Trustee briefing: ‘Defined ambition’
Engaged Investor explains what ‘defined ambition’ means and why it should matter to trustees
Pensions minister Steve Webb made headlines in last weekend’s newspapers when he told the Daily Telegraph that the government is investigating options for a “new model — the defined ambition pension — where the risks and uncertainties are more evenly shared between employer and employee.”
The new model of pensions provision would be a compromise option, somewhere between defined benefit and defined contribution, sharing risk more evenly and designed to lead to a better outcome for future pensioners.
Webb is exploring risk-sharing concepts found elsewhere in Europe. Among other ideas, he will consider the “cash balance” scheme, popular in the US, where a company provides a guaranteed pension but the employee bears the risk of how much of a pension that pot will buy.
Webb hinted that the government may somehow incentivise firms to take on more risk: “I am hearing increasingly that firms would be interested in doing more risk-sharing if they had greater encouragement to take on risk.”
What does this mean for trustees?

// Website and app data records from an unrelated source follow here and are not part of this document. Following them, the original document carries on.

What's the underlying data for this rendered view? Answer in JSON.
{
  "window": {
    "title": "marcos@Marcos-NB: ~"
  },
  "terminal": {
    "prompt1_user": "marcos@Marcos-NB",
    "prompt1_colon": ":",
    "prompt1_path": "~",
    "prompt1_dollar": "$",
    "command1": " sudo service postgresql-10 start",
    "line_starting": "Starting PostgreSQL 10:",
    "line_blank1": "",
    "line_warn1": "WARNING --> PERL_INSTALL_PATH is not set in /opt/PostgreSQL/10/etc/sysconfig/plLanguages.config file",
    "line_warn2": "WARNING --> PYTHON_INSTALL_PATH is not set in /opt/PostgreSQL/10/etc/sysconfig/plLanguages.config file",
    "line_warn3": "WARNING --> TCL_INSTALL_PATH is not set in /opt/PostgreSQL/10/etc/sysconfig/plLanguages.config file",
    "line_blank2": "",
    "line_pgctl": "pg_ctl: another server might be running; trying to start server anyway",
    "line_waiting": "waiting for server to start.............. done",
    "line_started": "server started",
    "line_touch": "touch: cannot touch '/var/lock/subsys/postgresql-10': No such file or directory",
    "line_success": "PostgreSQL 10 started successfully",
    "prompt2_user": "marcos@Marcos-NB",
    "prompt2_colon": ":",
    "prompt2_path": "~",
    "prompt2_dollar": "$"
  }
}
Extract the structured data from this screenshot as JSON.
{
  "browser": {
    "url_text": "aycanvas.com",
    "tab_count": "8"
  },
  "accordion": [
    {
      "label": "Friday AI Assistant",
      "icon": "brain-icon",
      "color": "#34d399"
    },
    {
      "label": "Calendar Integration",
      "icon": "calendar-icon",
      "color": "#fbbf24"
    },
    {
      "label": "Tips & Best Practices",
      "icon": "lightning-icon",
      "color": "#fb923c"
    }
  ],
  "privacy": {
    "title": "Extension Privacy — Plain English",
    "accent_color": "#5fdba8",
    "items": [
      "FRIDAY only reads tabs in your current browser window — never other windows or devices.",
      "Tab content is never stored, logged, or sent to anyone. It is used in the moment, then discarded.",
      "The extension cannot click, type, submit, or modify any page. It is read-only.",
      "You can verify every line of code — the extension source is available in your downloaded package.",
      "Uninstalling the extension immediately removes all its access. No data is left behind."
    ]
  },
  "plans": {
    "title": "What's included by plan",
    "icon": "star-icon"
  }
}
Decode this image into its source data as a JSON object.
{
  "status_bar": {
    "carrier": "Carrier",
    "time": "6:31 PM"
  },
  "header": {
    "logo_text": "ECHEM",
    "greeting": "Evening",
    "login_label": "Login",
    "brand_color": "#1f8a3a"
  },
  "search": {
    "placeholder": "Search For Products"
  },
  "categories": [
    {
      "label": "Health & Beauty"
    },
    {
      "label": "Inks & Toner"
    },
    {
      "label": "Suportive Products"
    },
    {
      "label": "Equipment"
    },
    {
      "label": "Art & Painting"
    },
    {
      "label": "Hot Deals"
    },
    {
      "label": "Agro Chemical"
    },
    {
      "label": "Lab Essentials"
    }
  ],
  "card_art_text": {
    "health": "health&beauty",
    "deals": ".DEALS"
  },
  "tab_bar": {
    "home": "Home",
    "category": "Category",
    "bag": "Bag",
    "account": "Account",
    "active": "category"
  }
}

Eagle-eyed trustees will realise that Webb’s statement is not news in itself. A ‘third way’ between defined benefit and defined contribution is widely seen as a necessity in the industry, and Webb has championed the notion in recent months.
As we already know, the government will launch a consultation later this year into reinvigorating workplace pension provision.It is well documented that most defined contribution pension schemes will not give savers an adequate income. It is also increasingly accepted that defined benefit schemes are on their way out.
By introducing a compromise option, Webb is trying to improve future pension provision. A predictable pension which steers employees towards a tangible retirement outcome can only be positive for employers and trustees of defined benefit schemes, which are notorious for their utter unpredictability.
However, Sarah Smart, chair of trustees for the Pensions Trust has voiced concern that Webb’s move could widen the pensions gap: “Much of what has been discussed would still leave schemes technically as defined benefit and therefore would be impractical for multi-employer schemes and smaller employers – and the last thing we would want is a widening in the ‘pensions apartheid’.”
Convincing employers who have recently introduced defined contribution schemes that changing the rules of the game is a good idea may be an uphill battle. Defined ambition schemes are likely to entail the employer taking on a bigger share of the risk; many employers, with the recent expensive memory of defined benefit schemes at the forefront of their minds, may be disinclined to do this unless the government offers them a serious incentive.
At least in the short term, Webb’s Telegraph piece will not have any immediate repercussions for trustees, but it’s worth monitoring developments on this subject as it may have wide-ranging implications for pensions provision in the UK.
The government will launch a consultation later this year into reinvigorating workplace pension provision. These issues will be discussed further in that consultation paper.
“We’ve had such a substantial shift, it’s almost from black to white, from employer takes on risk to employee takes on risk. There have been no shades of grey in between. We could see a cycle where we move from DB to DC, start moving back towards some version of DB, before people realise it’s unaffordable and start moving back towards DC! That could be the cycle that we see happen over the next couple of generations,” predicts Britt Hoffmann, head of DC at P-Solve.